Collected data
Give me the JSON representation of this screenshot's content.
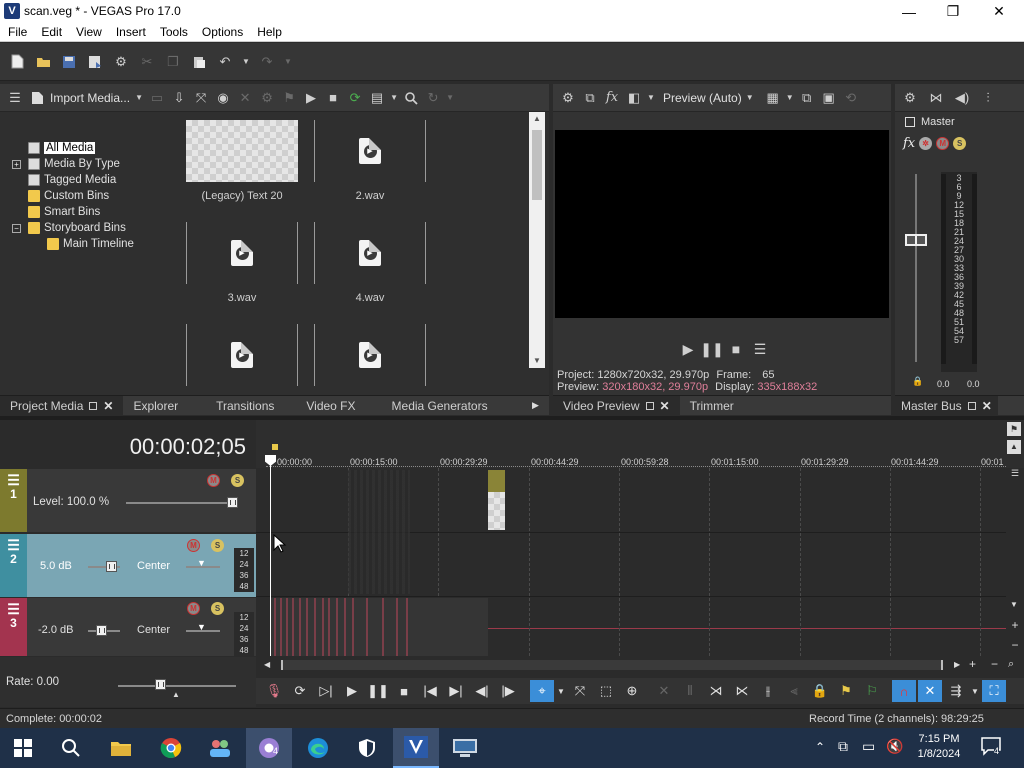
{
  "window": {
    "title": "scan.veg * - VEGAS Pro 17.0",
    "logo_letter": "V",
    "controls": {
      "minimize": "—",
      "maximize": "❐",
      "close": "✕"
    }
  },
  "menu": [
    "File",
    "Edit",
    "View",
    "Insert",
    "Tools",
    "Options",
    "Help"
  ],
  "project_media": {
    "import_label": "Import Media...",
    "tree": [
      {
        "label": "All Media",
        "selected": true
      },
      {
        "label": "Media By Type"
      },
      {
        "label": "Tagged Media"
      },
      {
        "label": "Custom Bins"
      },
      {
        "label": "Smart Bins"
      },
      {
        "label": "Storyboard Bins"
      },
      {
        "label": "Main Timeline"
      }
    ],
    "tree_expanders": {
      "plus": "+",
      "minus": "−"
    },
    "media": [
      {
        "label": "(Legacy) Text 20"
      },
      {
        "label": "2.wav"
      },
      {
        "label": "3.wav"
      },
      {
        "label": "4.wav"
      }
    ]
  },
  "left_tabs": [
    "Project Media",
    "Explorer",
    "Transitions",
    "Video FX",
    "Media Generators"
  ],
  "preview": {
    "mode": "Preview (Auto)",
    "project_label": "Project:",
    "project_value": "1280x720x32, 29.970p",
    "frame_label": "Frame:",
    "frame_value": "65",
    "preview_label": "Preview:",
    "preview_value": "320x180x32, 29.970p",
    "display_label": "Display:",
    "display_value": "335x188x32",
    "tabs": [
      "Video Preview",
      "Trimmer"
    ]
  },
  "master": {
    "label": "Master",
    "fx_label": "fx",
    "scale": [
      "3",
      "6",
      "9",
      "12",
      "15",
      "18",
      "21",
      "24",
      "27",
      "30",
      "33",
      "36",
      "39",
      "42",
      "45",
      "48",
      "51",
      "54",
      "57"
    ],
    "left_value": "0.0",
    "right_value": "0.0",
    "tab": "Master Bus"
  },
  "timeline": {
    "timecode": "00:00:02;05",
    "ruler": [
      "00:00:00",
      "00:00:15:00",
      "00:00:29:29",
      "00:00:44:29",
      "00:00:59:28",
      "00:01:15:00",
      "00:01:29:29",
      "00:01:44:29",
      "00:01"
    ],
    "tracks": [
      {
        "num": "1",
        "level": "Level: 100.0 %",
        "color": "#7d7a2e"
      },
      {
        "num": "2",
        "volume": "5.0 dB",
        "pan": "Center",
        "color": "#3f8fa0"
      },
      {
        "num": "3",
        "volume": "-2.0 dB",
        "pan": "Center",
        "color": "#a3344f"
      }
    ],
    "db_scale": [
      "12",
      "24",
      "36",
      "48"
    ],
    "rate": "Rate: 0.00",
    "mute_label": "M",
    "solo_label": "S"
  },
  "status": {
    "left": "Complete: 00:00:02",
    "right": "Record Time (2 channels): 98:29:25"
  },
  "taskbar": {
    "time": "7:15 PM",
    "date": "1/8/2024",
    "notification_count": "4",
    "chrome_badge": "4"
  }
}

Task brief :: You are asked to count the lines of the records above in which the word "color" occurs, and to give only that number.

Solution to the exercise :: 3